Being placed on extended supervision or probation can be a great alternative to jail. Unfortunately, there can be many requirements and rules governing the time spent on probation, making it confusing and difficult to avoid prison.
If you or somebody you know is facing a revocation of probation hearing, do not go it alone. If the hearing does not go well, you may be put in prison. Be sure to have an attorney assist you at your revocation hearing. With proper legal help, you may avoid or minimize jail time.
The Revocation Hearing Process in Wisconsin
The timeframe and process of a revocation hearing is fairly convoluted and can be difficult to follow. There are many time extensions the Department of Corrections can grant and the preliminary hearing is almost always waived. In general, the process follows this order:
- An individual on probation is believed to have violated the supervision terms.
- The probation agent places the individual on “probation hold.”
- The individual is arrested and held in jail.
- Within a few days (usually 3-11 working days), the agent meets with the individual to take a statement.
- The agent investigates whether the suspected violation actually occurred.
- If the agent decides the individual should be revoked, the individual is notified within 2 working days. If the agent chooses not to revoke, then the individual is released from jail.
- A preliminary hearing may be held within 15-20 days of the arrest.
- A final hearing is held within 50 days of the arrest. At this hearing, the judge determines whether to revoke or not.
What Can Happen at Revocation Hearings
Revocation hearings have a much different standard of evidence than criminal cases. While the prosecution must prove beyond a reasonable doubt in criminal cases, a revocation hearing only requires a preponderance of evidence.
The probation agent bringing the revocation hearing can actually use hearsay as evidence.
Additionally, the decision to revoke or not is entirely up to the judge. The judge will take into account the agent’s and counsel’s recommendations, but the decision to incarcerate or not is, ultimately, the judge’s alone. Making sure the judge is favorably disposed towards the individual is the job of a skilled revocation hearing attorney.
If Probation Is Revoked, How Long Will the Sentence Be?
When a court places an individual on probation or extended supervision, it is always after the person is convicted, but not necessarily after a sentence has been handed down. The consequences of a revoked probation can vary wildly, depending on what happened before probation was granted.
For those who were given a stayed sentence, losing at a revocation hearing means they will have to complete their sentence in prison.
If no sentence was given at the initial criminal case, the revocation hearing may result in an actual sentence being handed down.
Individuals who received a stayed sentence have a better idea of what a revoked supervision means.

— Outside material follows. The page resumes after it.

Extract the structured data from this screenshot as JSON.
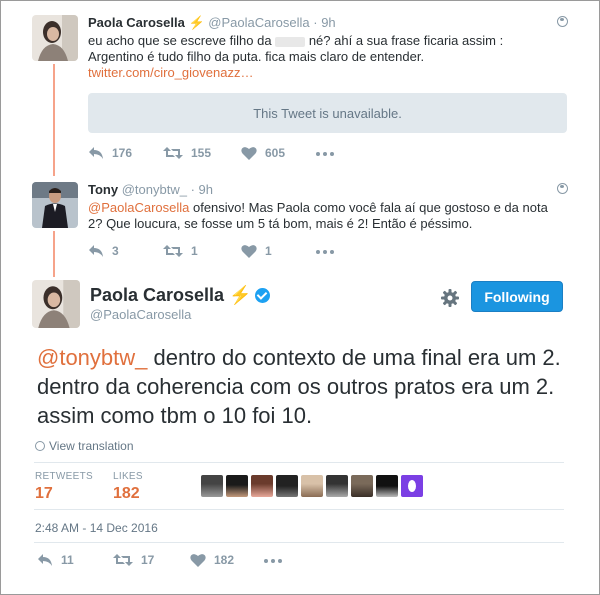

For those who were not given a sentence, the consequences are significantly less clear. Regardless of whether you received a sentence or not, you should have an experienced Wisconsin criminal lawyer by your side at the revocation hearing.